Sean, good to hear from you. I don’t think I’ll ever forget your Elvira stories as long as I live. Was it you or Michael that invented “Suck up the Drool?” Remember Ben Frank’s across the street from the Tiff and how nasty the food was? It’s referenced in several Tom Waits songs (he must have been hanging out there about the same time we were), and nobody today knows what he’s talking about.
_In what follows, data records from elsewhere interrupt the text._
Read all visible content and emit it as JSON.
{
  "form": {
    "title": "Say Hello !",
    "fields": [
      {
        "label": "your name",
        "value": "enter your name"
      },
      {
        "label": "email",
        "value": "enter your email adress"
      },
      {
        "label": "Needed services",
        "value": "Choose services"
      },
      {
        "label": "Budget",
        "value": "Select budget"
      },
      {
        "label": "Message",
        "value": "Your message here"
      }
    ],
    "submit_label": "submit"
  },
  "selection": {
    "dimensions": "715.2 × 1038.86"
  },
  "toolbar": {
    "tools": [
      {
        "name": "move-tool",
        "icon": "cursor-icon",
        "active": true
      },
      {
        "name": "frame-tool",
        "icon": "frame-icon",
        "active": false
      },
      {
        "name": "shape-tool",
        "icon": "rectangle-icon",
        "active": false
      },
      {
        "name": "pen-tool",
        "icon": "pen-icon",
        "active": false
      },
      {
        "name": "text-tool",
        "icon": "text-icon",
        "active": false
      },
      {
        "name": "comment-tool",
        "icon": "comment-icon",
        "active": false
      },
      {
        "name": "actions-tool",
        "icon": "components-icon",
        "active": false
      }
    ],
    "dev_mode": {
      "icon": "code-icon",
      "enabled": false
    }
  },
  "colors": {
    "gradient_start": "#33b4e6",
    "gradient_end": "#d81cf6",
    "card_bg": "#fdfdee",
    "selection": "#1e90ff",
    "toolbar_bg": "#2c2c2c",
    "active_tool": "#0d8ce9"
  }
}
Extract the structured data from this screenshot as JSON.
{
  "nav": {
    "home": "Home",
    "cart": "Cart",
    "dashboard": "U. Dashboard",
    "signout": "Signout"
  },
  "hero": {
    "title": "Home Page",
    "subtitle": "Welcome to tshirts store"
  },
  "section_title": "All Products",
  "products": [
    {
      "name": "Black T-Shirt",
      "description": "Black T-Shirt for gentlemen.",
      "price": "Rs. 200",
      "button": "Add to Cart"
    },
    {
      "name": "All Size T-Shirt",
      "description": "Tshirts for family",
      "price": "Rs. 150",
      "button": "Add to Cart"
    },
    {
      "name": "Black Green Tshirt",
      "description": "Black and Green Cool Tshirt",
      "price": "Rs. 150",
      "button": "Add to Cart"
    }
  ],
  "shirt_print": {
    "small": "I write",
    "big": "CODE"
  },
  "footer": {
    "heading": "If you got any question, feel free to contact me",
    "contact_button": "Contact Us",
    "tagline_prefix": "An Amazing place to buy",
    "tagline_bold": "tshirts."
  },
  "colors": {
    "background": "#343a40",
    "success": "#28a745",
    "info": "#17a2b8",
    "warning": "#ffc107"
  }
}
As for the story of Meryl getting tossed out of the last Rocky Horror Picture Show screening because Cooper spotted me with her, I don’t have any real recollection of it, although it sounds vaguely familiar/plausible. Meryl, could you fill me in on it? Due to various chemical experiments I repeatedly performed on myself, my memories of that time are fragmentary. I do remember that he hated me with a passion, though; I suspect it may have had something something to do with the manner in which I resigned.

Hi, Lisa. I just spoke with you on the phone a few hours ago, along with Brett. I’m going to set up a private online gallery shortly for pictures of the whole gang from back in the day. I’ll send out the details when it’s ready. It’s especially important if the Tiff is slated for the wrecking ball. Start scanning, Tiffany veterans!

Joe Vogel
Joe Vogel on January 6, 2009 at 10:35 pm

The April 11, 1966, issue of Boxoffice Magazine said that Harold Goldman and Robert Lippert planned to have their new Tiffany Theatre operating by late May of that year. The first movie theater on the Sunset Strip, the new art house had 400 seats, arranged in the continental style. The interior of the theater was designed by Ben Mayer, and the new facade and marquee were designed by Heath & Company. The building itself dates from 1935, and had already undergone extensive alterations in 1955.

meryl on January 1, 2009 at 2:17 am

Lisa, sure; there are ghosts— but right now they’re all smiling & waving at us!

lisasutton on December 29, 2008 at 1:25 am

Many years ago, Sean, you told me to let you know if anything cataclysmic happened in my life. I think finding this site might be that moment. I just spoke to “Little Lisa” for the first time in 28 years yesterday. Lisa and I stole the J-A-N-E-T from the letter room at the final show of RHPS. I kept the N— I left t eh T on Meryl’s doorstep at 3am after the show- if I remember correctly, she came dressed as a Transylvanian and snuck in, but got thrown out by Tommy Cooper when she was spotted with David Bryant. This was the last time I saw anyone from that old group.

Many years later, I had the privilege of working with Richard O'Brien. To make matters entirely surreal, I met him for the first time Tiffany Theater, where we attended a revival of the Rocky Horror Show. the lobby smelled the same, I saw a lot of ghosts that night. — Lisa (please! Never call me BIG Lisa!)